# Task to carry out:
Please output every entry below exactly as written, leaving out any pictures.

Dataset records:

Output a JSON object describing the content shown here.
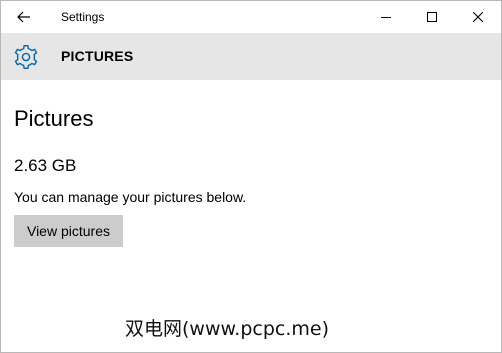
{
  "window": {
    "title": "Settings"
  },
  "header": {
    "title": "PICTURES",
    "icon": "gear-icon"
  },
  "main": {
    "heading": "Pictures",
    "size": "2.63 GB",
    "description": "You can manage your pictures below.",
    "view_button_label": "View pictures"
  },
  "watermark": {
    "text": "双电网(www.pcpc.me)"
  },
  "colors": {
    "accent": "#0063b1",
    "header_bg": "#e6e6e6",
    "button_bg": "#cccccc"
  }
}
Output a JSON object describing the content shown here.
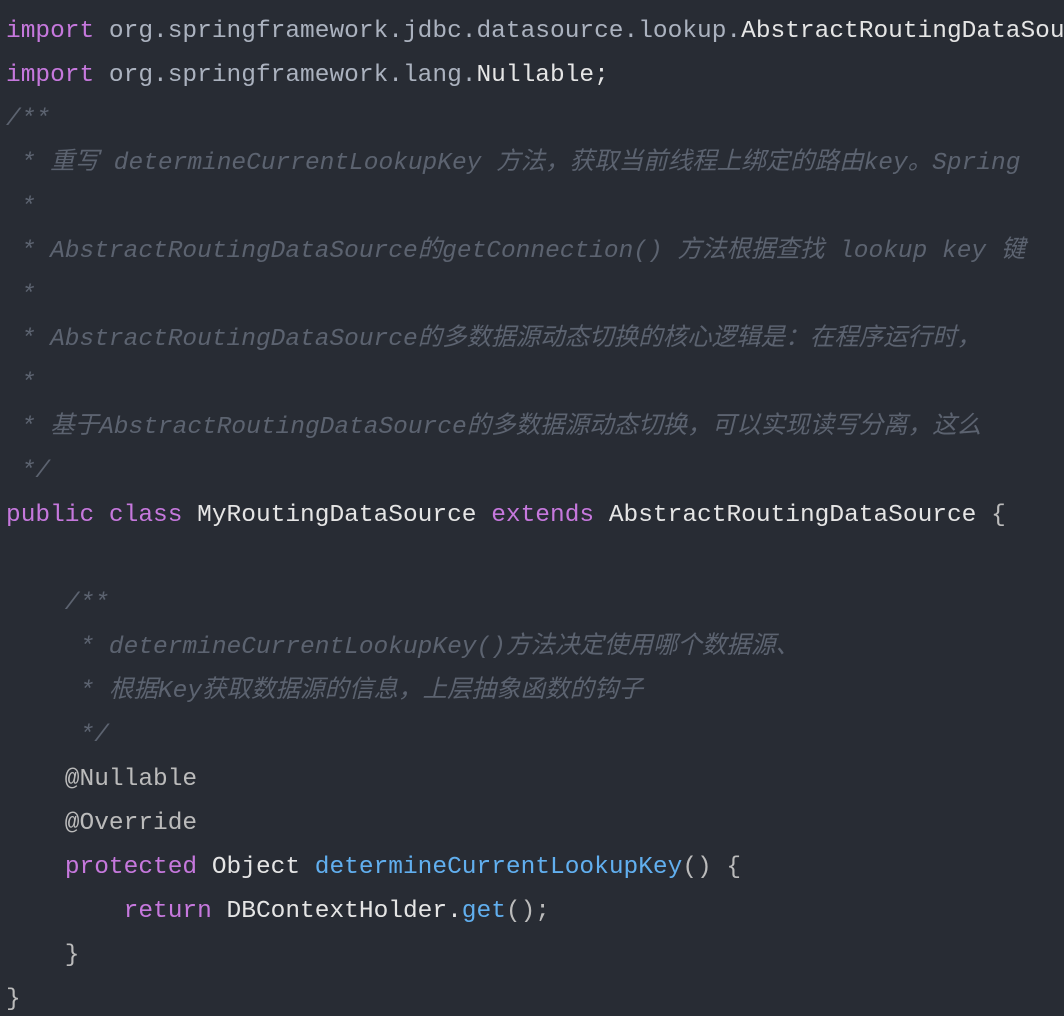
{
  "colors": {
    "background": "#282c34",
    "keyword": "#c678dd",
    "function": "#61afef",
    "comment": "#5c6370",
    "text": "#bbbbbb"
  },
  "code": {
    "l1": {
      "kw": "import",
      "pkg": " org.springframework.jdbc.datasource.lookup.",
      "cls": "AbstractRoutingDataSource;"
    },
    "l2": {
      "kw": "import",
      "pkg": " org.springframework.lang.",
      "cls": "Nullable;"
    },
    "l3": {
      "text": "/**"
    },
    "l4": {
      "text": " * 重写 determineCurrentLookupKey 方法，获取当前线程上绑定的路由key。Spring"
    },
    "l5": {
      "text": " *"
    },
    "l6": {
      "text": " * AbstractRoutingDataSource的getConnection() 方法根据查找 lookup key 键"
    },
    "l7": {
      "text": " *"
    },
    "l8": {
      "text": " * AbstractRoutingDataSource的多数据源动态切换的核心逻辑是：在程序运行时，"
    },
    "l9": {
      "text": " *"
    },
    "l10": {
      "text": " * 基于AbstractRoutingDataSource的多数据源动态切换，可以实现读写分离，这么"
    },
    "l11": {
      "text": " */"
    },
    "l12": {
      "kw1": "public",
      "kw2": "class",
      "name": "MyRoutingDataSource",
      "kw3": "extends",
      "parent": "AbstractRoutingDataSource",
      "brace": "{"
    },
    "l13": {
      "text": ""
    },
    "l14": {
      "text": "    /**"
    },
    "l15": {
      "text": "     * determineCurrentLookupKey()方法决定使用哪个数据源、"
    },
    "l16": {
      "text": "     * 根据Key获取数据源的信息，上层抽象函数的钩子"
    },
    "l17": {
      "text": "     */"
    },
    "l18": {
      "text": "    @Nullable"
    },
    "l19": {
      "text": "    @Override"
    },
    "l20": {
      "kw": "protected",
      "type": "Object",
      "fn": "determineCurrentLookupKey",
      "rest": "() {"
    },
    "l21": {
      "kw": "return",
      "obj": "DBContextHolder.",
      "fn": "get",
      "rest": "();"
    },
    "l22": {
      "text": "    }"
    },
    "l23": {
      "text": "}"
    }
  }
}
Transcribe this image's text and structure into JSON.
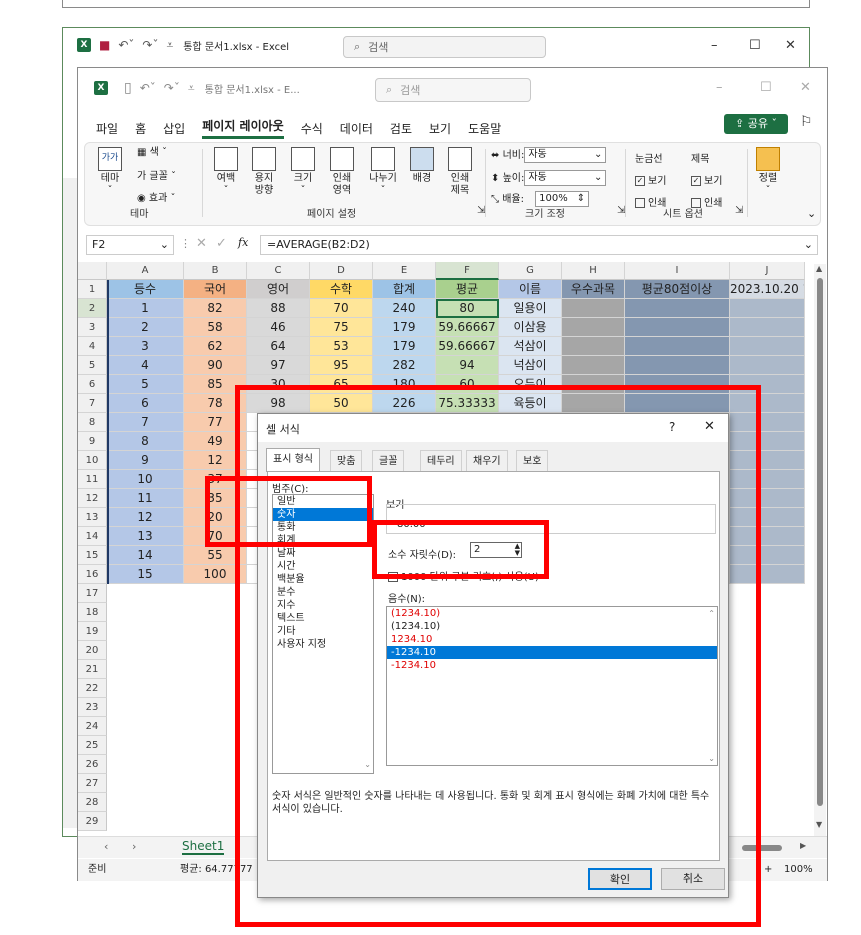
{
  "top_strip": {
    "text": "…"
  },
  "back_window": {
    "title": "통합 문서1.xlsx  -  Excel",
    "search_placeholder": "검색",
    "minimize": "–",
    "maximize": "☐",
    "close": "✕"
  },
  "front_window": {
    "title": "통합 문서1.xlsx  -  E...",
    "search_placeholder": "검색",
    "minimize": "–",
    "maximize": "☐",
    "close": "✕",
    "tabs": [
      "파일",
      "홈",
      "삽입",
      "페이지 레이아웃",
      "수식",
      "데이터",
      "검토",
      "보기",
      "도움말"
    ],
    "active_tab": "페이지 레이아웃",
    "share_label": "공유",
    "ribbon": {
      "theme_btn": "테마",
      "colors": "색",
      "fonts": "글꼴",
      "effects": "효과",
      "group_theme": "테마",
      "margins": "여백",
      "orientation": "용지\n방향",
      "size": "크기",
      "print_area": "인쇄\n영역",
      "breaks": "나누기",
      "background": "배경",
      "print_titles": "인쇄\n제목",
      "group_page_setup": "페이지 설정",
      "width_label": "너비:",
      "width_value": "자동",
      "height_label": "높이:",
      "height_value": "자동",
      "scale_label": "배율:",
      "scale_value": "100%",
      "group_scale": "크기 조정",
      "gridlines": "눈금선",
      "headings": "제목",
      "view": "보기",
      "print": "인쇄",
      "group_sheet_options": "시트 옵션",
      "arrange": "정렬"
    },
    "name_box": "F2",
    "formula": "=AVERAGE(B2:D2)",
    "fx": "fx",
    "columns": [
      "A",
      "B",
      "C",
      "D",
      "E",
      "F",
      "G",
      "H",
      "I",
      "J"
    ],
    "header_row": [
      "등수",
      "국어",
      "영어",
      "수학",
      "합계",
      "평균",
      "이름",
      "우수과목",
      "평균80점이상",
      "2023.10.20 1"
    ],
    "rows": [
      [
        "1",
        "82",
        "88",
        "70",
        "240",
        "80",
        "일용이"
      ],
      [
        "2",
        "58",
        "46",
        "75",
        "179",
        "59.66667",
        "이삼용"
      ],
      [
        "3",
        "62",
        "64",
        "53",
        "179",
        "59.66667",
        "석삼이"
      ],
      [
        "4",
        "90",
        "97",
        "95",
        "282",
        "94",
        "넉삼이"
      ],
      [
        "5",
        "85",
        "30",
        "65",
        "180",
        "60",
        "오두이"
      ],
      [
        "6",
        "78",
        "98",
        "50",
        "226",
        "75.33333",
        "육등이"
      ],
      [
        "7",
        "77",
        "",
        "",
        "",
        "",
        ""
      ],
      [
        "8",
        "49",
        "",
        "",
        "",
        "",
        ""
      ],
      [
        "9",
        "12",
        "",
        "",
        "",
        "",
        ""
      ],
      [
        "10",
        "37",
        "",
        "",
        "",
        "",
        ""
      ],
      [
        "11",
        "35",
        "",
        "",
        "",
        "",
        ""
      ],
      [
        "12",
        "20",
        "",
        "",
        "",
        "",
        ""
      ],
      [
        "13",
        "70",
        "",
        "",
        "",
        "",
        ""
      ],
      [
        "14",
        "55",
        "",
        "",
        "",
        "",
        ""
      ],
      [
        "15",
        "100",
        "",
        "",
        "",
        "",
        ""
      ]
    ],
    "row_numbers": [
      "1",
      "2",
      "3",
      "4",
      "5",
      "6",
      "7",
      "8",
      "9",
      "10",
      "11",
      "12",
      "13",
      "14",
      "15",
      "16",
      "17",
      "18",
      "19",
      "20",
      "21",
      "22",
      "23",
      "24",
      "25",
      "26",
      "27",
      "28",
      "29"
    ],
    "sheet_tab": "Sheet1",
    "status_ready": "준비",
    "status_avg": "평균: 64.77777",
    "zoom": "100%"
  },
  "dialog": {
    "title": "셀 서식",
    "help": "?",
    "close": "✕",
    "tabs": [
      "표시 형식",
      "맞춤",
      "글꼴",
      "테두리",
      "채우기",
      "보호"
    ],
    "category_label": "범주(C):",
    "categories": [
      "일반",
      "숫자",
      "통화",
      "회계",
      "날짜",
      "시간",
      "백분율",
      "분수",
      "지수",
      "텍스트",
      "기타",
      "사용자 지정"
    ],
    "selected_category": "숫자",
    "sample_label": "보기",
    "sample_value": "80.00",
    "decimal_label": "소수 자릿수(D):",
    "decimal_value": "2",
    "thousands_label": "1000 단위 구분 기호(,) 사용(U)",
    "negative_label": "음수(N):",
    "negatives": [
      "(1234.10)",
      "(1234.10)",
      "1234.10",
      "-1234.10",
      "-1234.10"
    ],
    "negative_colors": [
      "#e00000",
      "#222222",
      "#e00000",
      "#ffffff",
      "#e00000"
    ],
    "selected_negative_index": 3,
    "description": "숫자 서식은 일반적인 숫자를 나타내는 데 사용됩니다. 통화 및 회계 표시 형식에는 화폐 가치에 대한 특수 서식이 있습니다.",
    "ok": "확인",
    "cancel": "취소"
  }
}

# Exercise response:
Output a JSON object describing the content shown here.
{
  "window": {
    "title": "Settings"
  },
  "header": {
    "title": "PICTURES",
    "icon": "gear-icon"
  },
  "main": {
    "heading": "Pictures",
    "size": "2.63 GB",
    "description": "You can manage your pictures below.",
    "view_button_label": "View pictures"
  },
  "watermark": {
    "text": "双电网(www.pcpc.me)"
  },
  "colors": {
    "accent": "#0063b1",
    "header_bg": "#e6e6e6",
    "button_bg": "#cccccc"
  }
}
Output a JSON object describing the content shown here.
{
  "colors": {
    "background": "#282c34",
    "keyword": "#c678dd",
    "function": "#61afef",
    "comment": "#5c6370",
    "text": "#bbbbbb"
  },
  "code": {
    "l1": {
      "kw": "import",
      "pkg": " org.springframework.jdbc.datasource.lookup.",
      "cls": "AbstractRoutingDataSource;"
    },
    "l2": {
      "kw": "import",
      "pkg": " org.springframework.lang.",
      "cls": "Nullable;"
    },
    "l3": {
      "text": "/**"
    },
    "l4": {
      "text": " * 重写 determineCurrentLookupKey 方法，获取当前线程上绑定的路由key。Spring"
    },
    "l5": {
      "text": " *"
    },
    "l6": {
      "text": " * AbstractRoutingDataSource的getConnection() 方法根据查找 lookup key 键"
    },
    "l7": {
      "text": " *"
    },
    "l8": {
      "text": " * AbstractRoutingDataSource的多数据源动态切换的核心逻辑是：在程序运行时，"
    },
    "l9": {
      "text": " *"
    },
    "l10": {
      "text": " * 基于AbstractRoutingDataSource的多数据源动态切换，可以实现读写分离，这么"
    },
    "l11": {
      "text": " */"
    },
    "l12": {
      "kw1": "public",
      "kw2": "class",
      "name": "MyRoutingDataSource",
      "kw3": "extends",
      "parent": "AbstractRoutingDataSource",
      "brace": "{"
    },
    "l13": {
      "text": ""
    },
    "l14": {
      "text": "    /**"
    },
    "l15": {
      "text": "     * determineCurrentLookupKey()方法决定使用哪个数据源、"
    },
    "l16": {
      "text": "     * 根据Key获取数据源的信息，上层抽象函数的钩子"
    },
    "l17": {
      "text": "     */"
    },
    "l18": {
      "text": "    @Nullable"
    },
    "l19": {
      "text": "    @Override"
    },
    "l20": {
      "kw": "protected",
      "type": "Object",
      "fn": "determineCurrentLookupKey",
      "rest": "() {"
    },
    "l21": {
      "kw": "return",
      "obj": "DBContextHolder.",
      "fn": "get",
      "rest": "();"
    },
    "l22": {
      "text": "    }"
    },
    "l23": {
      "text": "}"
    }
  }
}
Transcribe this image's text and structure into JSON.
{
  "top_strip": {
    "text": "…"
  },
  "back_window": {
    "title": "통합 문서1.xlsx  -  Excel",
    "search_placeholder": "검색",
    "minimize": "–",
    "maximize": "☐",
    "close": "✕"
  },
  "front_window": {
    "title": "통합 문서1.xlsx  -  E...",
    "search_placeholder": "검색",
    "minimize": "–",
    "maximize": "☐",
    "close": "✕",
    "tabs": [
      "파일",
      "홈",
      "삽입",
      "페이지 레이아웃",
      "수식",
      "데이터",
      "검토",
      "보기",
      "도움말"
    ],
    "active_tab": "페이지 레이아웃",
    "share_label": "공유",
    "ribbon": {
      "theme_btn": "테마",
      "colors": "색",
      "fonts": "글꼴",
      "effects": "효과",
      "group_theme": "테마",
      "margins": "여백",
      "orientation": "용지\n방향",
      "size": "크기",
      "print_area": "인쇄\n영역",
      "breaks": "나누기",
      "background": "배경",
      "print_titles": "인쇄\n제목",
      "group_page_setup": "페이지 설정",
      "width_label": "너비:",
      "width_value": "자동",
      "height_label": "높이:",
      "height_value": "자동",
      "scale_label": "배율:",
      "scale_value": "100%",
      "group_scale": "크기 조정",
      "gridlines": "눈금선",
      "headings": "제목",
      "view": "보기",
      "print": "인쇄",
      "group_sheet_options": "시트 옵션",
      "arrange": "정렬"
    },
    "name_box": "F2",
    "formula": "=AVERAGE(B2:D2)",
    "fx": "fx",
    "columns": [
      "A",
      "B",
      "C",
      "D",
      "E",
      "F",
      "G",
      "H",
      "I",
      "J"
    ],
    "header_row": [
      "등수",
      "국어",
      "영어",
      "수학",
      "합계",
      "평균",
      "이름",
      "우수과목",
      "평균80점이상",
      "2023.10.20 1"
    ],
    "rows": [
      [
        "1",
        "82",
        "88",
        "70",
        "240",
        "80",
        "일용이"
      ],
      [
        "2",
        "58",
        "46",
        "75",
        "179",
        "59.66667",
        "이삼용"
      ],
      [
        "3",
        "62",
        "64",
        "53",
        "179",
        "59.66667",
        "석삼이"
      ],
      [
        "4",
        "90",
        "97",
        "95",
        "282",
        "94",
        "넉삼이"
      ],
      [
        "5",
        "85",
        "30",
        "65",
        "180",
        "60",
        "오두이"
      ],
      [
        "6",
        "78",
        "98",
        "50",
        "226",
        "75.33333",
        "육등이"
      ],
      [
        "7",
        "77",
        "",
        "",
        "",
        "",
        ""
      ],
      [
        "8",
        "49",
        "",
        "",
        "",
        "",
        ""
      ],
      [
        "9",
        "12",
        "",
        "",
        "",
        "",
        ""
      ],
      [
        "10",
        "37",
        "",
        "",
        "",
        "",
        ""
      ],
      [
        "11",
        "35",
        "",
        "",
        "",
        "",
        ""
      ],
      [
        "12",
        "20",
        "",
        "",
        "",
        "",
        ""
      ],
      [
        "13",
        "70",
        "",
        "",
        "",
        "",
        ""
      ],
      [
        "14",
        "55",
        "",
        "",
        "",
        "",
        ""
      ],
      [
        "15",
        "100",
        "",
        "",
        "",
        "",
        ""
      ]
    ],
    "row_numbers": [
      "1",
      "2",
      "3",
      "4",
      "5",
      "6",
      "7",
      "8",
      "9",
      "10",
      "11",
      "12",
      "13",
      "14",
      "15",
      "16",
      "17",
      "18",
      "19",
      "20",
      "21",
      "22",
      "23",
      "24",
      "25",
      "26",
      "27",
      "28",
      "29"
    ],
    "sheet_tab": "Sheet1",
    "status_ready": "준비",
    "status_avg": "평균: 64.77777",
    "zoom": "100%"
  },
  "dialog": {
    "title": "셀 서식",
    "help": "?",
    "close": "✕",
    "tabs": [
      "표시 형식",
      "맞춤",
      "글꼴",
      "테두리",
      "채우기",
      "보호"
    ],
    "category_label": "범주(C):",
    "categories": [
      "일반",
      "숫자",
      "통화",
      "회계",
      "날짜",
      "시간",
      "백분율",
      "분수",
      "지수",
      "텍스트",
      "기타",
      "사용자 지정"
    ],
    "selected_category": "숫자",
    "sample_label": "보기",
    "sample_value": "80.00",
    "decimal_label": "소수 자릿수(D):",
    "decimal_value": "2",
    "thousands_label": "1000 단위 구분 기호(,) 사용(U)",
    "negative_label": "음수(N):",
    "negatives": [
      "(1234.10)",
      "(1234.10)",
      "1234.10",
      "-1234.10",
      "-1234.10"
    ],
    "negative_colors": [
      "#e00000",
      "#222222",
      "#e00000",
      "#ffffff",
      "#e00000"
    ],
    "selected_negative_index": 3,
    "description": "숫자 서식은 일반적인 숫자를 나타내는 데 사용됩니다. 통화 및 회계 표시 형식에는 화폐 가치에 대한 특수 서식이 있습니다.",
    "ok": "확인",
    "cancel": "취소"
  }
}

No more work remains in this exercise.